Reproduce the records. Keep every word exact and include no images.
------
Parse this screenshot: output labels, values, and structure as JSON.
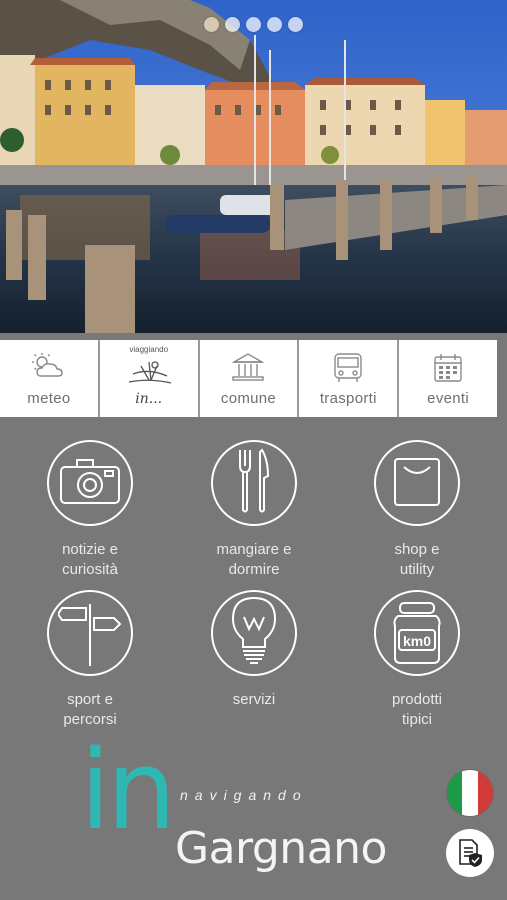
{
  "hero": {
    "image_desc_icon": "harbor-photo",
    "slides": 5,
    "active_slide": 1
  },
  "toolbar": {
    "items": [
      {
        "label": "meteo",
        "icon": "weather-icon"
      },
      {
        "small": "viaggiando",
        "label": "in...",
        "icon": "travel-logo-icon"
      },
      {
        "label": "comune",
        "icon": "town-hall-icon"
      },
      {
        "label": "trasporti",
        "icon": "bus-icon"
      },
      {
        "label": "eventi",
        "icon": "calendar-icon"
      }
    ]
  },
  "grid": {
    "tiles": [
      {
        "label": "notizie e\ncuriosità",
        "icon": "camera-icon"
      },
      {
        "label": "mangiare e\ndormire",
        "icon": "fork-knife-icon"
      },
      {
        "label": "shop e\nutility",
        "icon": "shopping-bag-icon"
      },
      {
        "label": "sport e\npercorsi",
        "icon": "signpost-icon"
      },
      {
        "label": "servizi",
        "icon": "lightbulb-icon"
      },
      {
        "label": "prodotti\ntipici",
        "icon": "jar-icon",
        "jar_text": "km0"
      }
    ]
  },
  "brand": {
    "in": "in",
    "sub": "navigando",
    "name": "Gargnano"
  },
  "colors": {
    "background": "#787878",
    "accent": "#2eb8b3"
  }
}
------
Problem solution
Parse this screenshot: output labels, values, and structure as JSON.
{
  "hero": {
    "image_desc_icon": "harbor-photo",
    "slides": 5,
    "active_slide": 1
  },
  "toolbar": {
    "items": [
      {
        "label": "meteo",
        "icon": "weather-icon"
      },
      {
        "small": "viaggiando",
        "label": "in...",
        "icon": "travel-logo-icon"
      },
      {
        "label": "comune",
        "icon": "town-hall-icon"
      },
      {
        "label": "trasporti",
        "icon": "bus-icon"
      },
      {
        "label": "eventi",
        "icon": "calendar-icon"
      }
    ]
  },
  "grid": {
    "tiles": [
      {
        "label": "notizie e\ncuriosità",
        "icon": "camera-icon"
      },
      {
        "label": "mangiare e\ndormire",
        "icon": "fork-knife-icon"
      },
      {
        "label": "shop e\nutility",
        "icon": "shopping-bag-icon"
      },
      {
        "label": "sport e\npercorsi",
        "icon": "signpost-icon"
      },
      {
        "label": "servizi",
        "icon": "lightbulb-icon"
      },
      {
        "label": "prodotti\ntipici",
        "icon": "jar-icon",
        "jar_text": "km0"
      }
    ]
  },
  "brand": {
    "in": "in",
    "sub": "navigando",
    "name": "Gargnano"
  },
  "colors": {
    "background": "#787878",
    "accent": "#2eb8b3"
  }
}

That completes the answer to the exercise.